Featured Scientist: Rick Gaitskell
Rick Gaitskell is a professor of physics and head of the particle astrophysics group, at Brown University. He and his group are focused on directly detecting the rare interactions between dark matter in the form of WIMPs (weakly interacting massive particles) and ordinary matter by employing a novel detector technology based on a target of xenon. He has been hunting particle dark matter for over twenty years. His latest experiment is the LUX (Large Underground Xenon) experiment, a large two-phase liquid/gas xenon dark matter detector and water shield which is being constructed deep underground at the Sanford Lab located at the Homestake Mine in South Dakota.
10.2 Dark Matter – Video
Since Swiss astrophysicist Fritz Zwicky first inferred its existence in 1933, dark matter has remained one of the greatest unsolved mysteries in cosmology. Invisible to telescopes, dark matter was detected through its effects on visible matter. Astronomical measurements have shown that dark matter is three-fourths of all matter, but at present no one has yet directly observed a dark matter particle. See how astrophysicists are seeking evidence for dark matter at the center of the Milky Way galaxy and how a new detector almost a mile underground will look for dark matter particles in the laboratory.
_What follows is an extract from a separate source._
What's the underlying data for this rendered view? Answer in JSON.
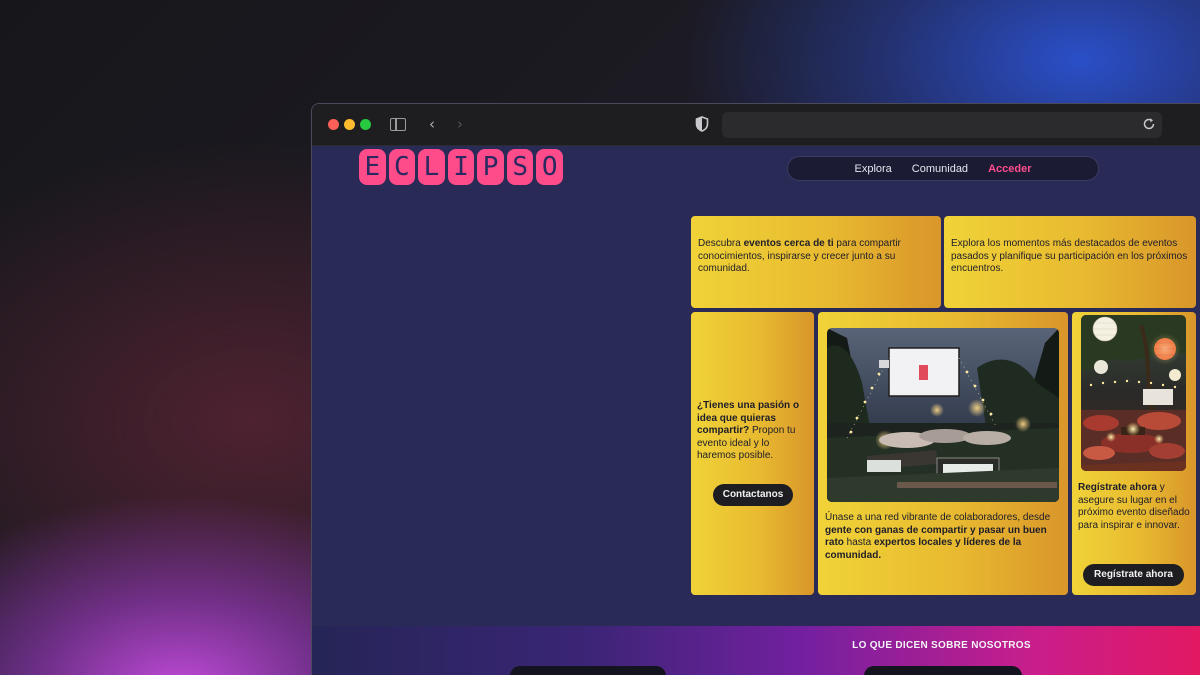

Supplementary: Unit 10: Dark Matter — Printable Online Text
Supplemental resource for educators and students